Of Echoes Born
June 15

Of Echoes Born

’Nathan Burgoine blogs:


Queers don’t inherit our stories. 


That’s changing a bit, and perhaps it’s even overstating in some places. After all, among my queer friends here in Canada, about a third of them have children. It’s possible that some of those children will themselves be queer, in which case a direct inherited narrative of queer life could occur.


And regardless, whether or not those children are themselves queer, they’re going to be living lives informed by the queerness of their parents. There will be stories they hear.


Over the last year I reached out to high school Rainbow Clubs, SAGAs, and GSAs. They had many names, but the same mandate: a place for queer people to gather, connect, and support each other. 


That they exist in high school is an amazing thing to me, and a real joy. 


One of the questions I had for this brilliant new generation of queer youth was, simply, Do you have any queer relatives who’ve told you their queer stories and queer histories?


With one single exception (a gay uncle) the answer was No


We’re born at random, to families who—most often—aren’t like us in this specific and important way.




When it came time to pick a title for my first short story collection, something incredibly rare happened to me: I had one in mind. 


Normally, when I write, the title comes last, if at all.
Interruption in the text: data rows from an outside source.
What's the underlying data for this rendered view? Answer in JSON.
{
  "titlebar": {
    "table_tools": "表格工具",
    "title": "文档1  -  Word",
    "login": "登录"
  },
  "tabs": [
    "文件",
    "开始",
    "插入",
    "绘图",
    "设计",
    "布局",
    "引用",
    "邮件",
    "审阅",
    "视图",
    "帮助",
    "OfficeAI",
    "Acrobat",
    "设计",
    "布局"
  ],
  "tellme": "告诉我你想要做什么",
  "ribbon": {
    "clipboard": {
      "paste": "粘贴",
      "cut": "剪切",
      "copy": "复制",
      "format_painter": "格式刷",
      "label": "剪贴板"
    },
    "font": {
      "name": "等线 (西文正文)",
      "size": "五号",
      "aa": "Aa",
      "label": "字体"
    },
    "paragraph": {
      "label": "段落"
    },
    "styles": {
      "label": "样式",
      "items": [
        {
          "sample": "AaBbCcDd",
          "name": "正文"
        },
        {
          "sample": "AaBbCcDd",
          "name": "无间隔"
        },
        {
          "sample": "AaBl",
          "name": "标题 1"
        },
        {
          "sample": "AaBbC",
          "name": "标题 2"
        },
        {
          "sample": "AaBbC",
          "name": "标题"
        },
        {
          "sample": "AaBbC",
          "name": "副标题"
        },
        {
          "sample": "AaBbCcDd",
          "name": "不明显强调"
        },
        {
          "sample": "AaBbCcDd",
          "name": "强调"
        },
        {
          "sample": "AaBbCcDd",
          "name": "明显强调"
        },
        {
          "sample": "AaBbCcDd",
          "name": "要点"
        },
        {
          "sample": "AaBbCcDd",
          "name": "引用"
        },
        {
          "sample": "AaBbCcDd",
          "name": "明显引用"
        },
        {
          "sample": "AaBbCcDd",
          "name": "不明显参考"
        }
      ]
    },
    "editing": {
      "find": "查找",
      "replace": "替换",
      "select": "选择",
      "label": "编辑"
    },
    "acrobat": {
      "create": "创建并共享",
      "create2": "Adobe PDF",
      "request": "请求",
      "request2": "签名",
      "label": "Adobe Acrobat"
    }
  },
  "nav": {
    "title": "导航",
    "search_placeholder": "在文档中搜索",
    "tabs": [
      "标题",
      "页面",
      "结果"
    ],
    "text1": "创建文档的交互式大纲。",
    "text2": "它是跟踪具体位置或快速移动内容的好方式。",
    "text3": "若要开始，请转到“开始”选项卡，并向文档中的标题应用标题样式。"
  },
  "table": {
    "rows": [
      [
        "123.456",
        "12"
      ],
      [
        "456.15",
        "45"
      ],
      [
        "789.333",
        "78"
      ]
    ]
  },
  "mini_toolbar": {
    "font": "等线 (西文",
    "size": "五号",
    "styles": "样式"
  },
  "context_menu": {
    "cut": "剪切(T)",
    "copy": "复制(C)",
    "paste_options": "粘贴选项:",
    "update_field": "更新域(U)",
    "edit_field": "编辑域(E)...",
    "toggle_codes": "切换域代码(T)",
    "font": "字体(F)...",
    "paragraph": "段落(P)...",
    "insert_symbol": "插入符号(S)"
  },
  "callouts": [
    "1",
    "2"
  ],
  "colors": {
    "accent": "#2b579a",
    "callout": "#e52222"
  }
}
Among the many, many reasons I adore my editors (in this case, Jerry L. Wheeler) is I can leave a comment on the draft copy along the lines of I hate this title! and the next round of edits includes a perfect title I’d never have thought of myself. Of the short stories included in my collection, I think I actually named half of them. The other half had titles suggested by Jerry, or my editors in whichever collection a story appeared in originally, or from people I asked to look over a story when it was a file called “Untitled Story Three.” 


With this collection I knew right off. Of Echoes Born doesn’t quite refer to any individual story within the collection itself, though the word echo does appear here and there. These gay speculative fiction stories often deal with the past and the future overlapping or reaching out to each other, the past itself echoing a voice to someone in the present. 


But the meaning of the title goes back to those queer kids, and the queer kid I used to be, the first story I found with someone like me, and how our stories aren’t inherited. 




The first story I ever read with a character like me had the on-page death of that character. My teacher explained the why of it in an of-course kind of aside—the character was gay, ergo the character died—and the class moved on without blinking. It was just accepted, understood. Gay people died. That was what happened.


I clung to my desk, barely heard the words being spoken around me, and got through the rest of the day with a kind of brittle carefulness. I felt hollow and disconnected from myself. 


That character was like me. That was the first real story of someone like me I’d bumped into. Everyone accepted his ill end. 


What did that mean


It couldn’t mean anything good. 


Luckily, I eventually found other stories. Stories written by queer people where the queer characters weren’t all doomed by design. Or, if they were, they were people who lived and breathed and had joy and anger and happiness as well.


Finally, I heard voices like mine telling me about their lives. 




Queers don’t inherit our stories. Our history is almost never taught. Our fictions aren’t shared as often as non-queer fictions. We don’t have a generational handoff of tales the way other cultures do. We’re buried in algorithms, classified and categorized adult, or shelved apart—if we’re shelved at all. 


But we do have those stories.


If we tell them—if we make sure they’re loud enough—they’ll echo. 


The more stories we tell, the more echoes there are, and the more likely that those of us born in the space between will hear them.